Coconino Plateau Basin

The Coconino Plateau basin covers about 5,548 square miles in north-central Arizona (Figure 10). Situated in the Plateau uplands province, the area is bounded on the north by the Colorado River as it cuts through the Grand Canyon. To the southwest, the Coconino Plateau borders with the Verde River and Peach Springs basins and to the east with the Little Colorado Plateau basin. The boundary to the southwest and east generally follows the surface-water divide with drainage flowing toward the Colorado River. The topography is characterized by rolling high plateaus, deeply-incised canyons, and rounded volcanic mountains. Elevation above mean sea level ranges from over 12,000 feet on the San Francisco Peaks, to 6,000-7,000 feet across the plateaus, to 1,500 feet where the Colorado River exits the basin at the downstream end of the Grand Canyon.

Characteristic of the Colorado Plateau, the Coconino Plateau basin is composed of a relatively flat-lying sequence of sandstones, limestones, and shales. Widely-spaced high-angle faults and monoclines cross the area and provide structural control for the movement of groundwater along the regional gradient. As outlined in McGavock and others (1986), the major water-bearing units are divided into two aquifers, the Coconino aquifer and the limestone aquifer. Although the Coconino aquifer is the main source of groundwater in adjacent areas to the south and east, as mentioned previously, it generally is drained of water in the Coconino Plateau basin. Most of the water recharged in the area moves downward into the underlying Supai Formation and the limestone aquifer along major fracture zones. Near Tusayan, a 3,000-foot well recently drilled in Section 24, Township 30 North, Range 2 East was completed in the Mississippi Redwall Limestone. In 1989, the well had a reported yield of 80 gallons per minute and a static water level of 2,420 feet below land surface. Exceptions exist, however, near Cataract Creek and Tusayan where perched water is found at 950 feet and 500 feet below land surface, respectively (McGavock and others, 1986). Well yields generally are less than five gallons per minute.

The limestone aquifer consists of several hydraulically-connected limestone, dolomite, sandstone, and shale units (McGavock and others, 1986). Most of the water in the aquifer is derived from the downward migration of water from the overlying Coconino aquifer. Shale units within the limestone aquifer impede the downward migration of water while solution cavities and fracture zones provide avenues for lateral movement. A large part of the groundwater moves northward and is discharged from springs along the Little Colorado and Colorado Rivers and Havasu Creek. The largest of these springs includes Blue Springs and Havasu Springs which discharge 100,000 gallons per minute and 29,000 gallons per minute, respectively (Johnson and Sanderson, 1968). The location of the groundwater divide in the southern part of the basin is unknown. McGavock and others (1986) speculate that a large amount of groundwater also moves toward the south contributing up to 21,900 gallons per minute (50 cubic feet per second) to the Verde River south of Williams.

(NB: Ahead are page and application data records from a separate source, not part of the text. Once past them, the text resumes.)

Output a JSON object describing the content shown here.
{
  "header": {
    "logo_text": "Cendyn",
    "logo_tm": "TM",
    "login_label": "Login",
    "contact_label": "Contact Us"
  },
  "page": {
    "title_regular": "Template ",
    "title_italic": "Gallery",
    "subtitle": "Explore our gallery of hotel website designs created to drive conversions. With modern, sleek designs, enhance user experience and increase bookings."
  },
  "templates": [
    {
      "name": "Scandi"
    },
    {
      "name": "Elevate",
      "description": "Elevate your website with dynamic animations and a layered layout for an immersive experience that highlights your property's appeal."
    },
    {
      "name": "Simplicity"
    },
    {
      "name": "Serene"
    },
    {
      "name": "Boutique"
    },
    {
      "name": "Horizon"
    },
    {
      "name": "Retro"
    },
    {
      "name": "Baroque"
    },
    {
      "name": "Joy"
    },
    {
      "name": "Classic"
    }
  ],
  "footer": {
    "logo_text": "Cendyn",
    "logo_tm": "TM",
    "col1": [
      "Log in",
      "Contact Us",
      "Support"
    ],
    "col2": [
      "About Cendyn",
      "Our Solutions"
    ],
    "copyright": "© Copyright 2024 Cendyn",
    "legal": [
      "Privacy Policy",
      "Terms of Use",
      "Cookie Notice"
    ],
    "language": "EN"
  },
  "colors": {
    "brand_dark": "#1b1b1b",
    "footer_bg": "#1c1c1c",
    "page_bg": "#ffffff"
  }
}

Groundwater development in the basin is small and limited by the great depth to water and by the low yield to wells. Depth to water in the limestone aquifer is at least 3,000 feet below land surface west of Flagstaff (McGavock and others, 1986). Wells that penetrate the limestone aquifer yield from a few gallons per minute to a few tens of gallons per minute (McGavock and others, 1986). Yields are highly dependent upon fractures, faults, and solution channels.

The Moenkopi and Chinle Formations, volcanic rocks, and sedimentary deposits which overlie the Coconino and limestone aquifers, provide locally important sources of water for domestic and livestock purposes but do not contain water over large areas. Such local, perched aquifers saturating volcanic and consolidated and unconsolidated sedimentary rocks are usually dependent upon direct recharge from precipitation and runoff and may not provide a dependable year-round or multi-yearly supply. For example, Fort Valley, near Flagstaff, is in a small volcanic basin where the regional aquifer in the Redwall Limestone is at a depth of about 2,000 feet below land surface. The perched groundwater in the shallow sediments and lava flows are rather unstable during low precipitation periods. Similarly, groundwater in the lava flows near Williams is also drought sensitive and cannot provide a dependable supply for larger developments.

Quality of water from local sources and the regional aquifer is suitable for most uses (McGavock and others, 1986). Radiological constituents are naturally elevated in some springs issuing along the South Rim of the Grand Canyon (Arizona Department of Environmental Quality, 1990).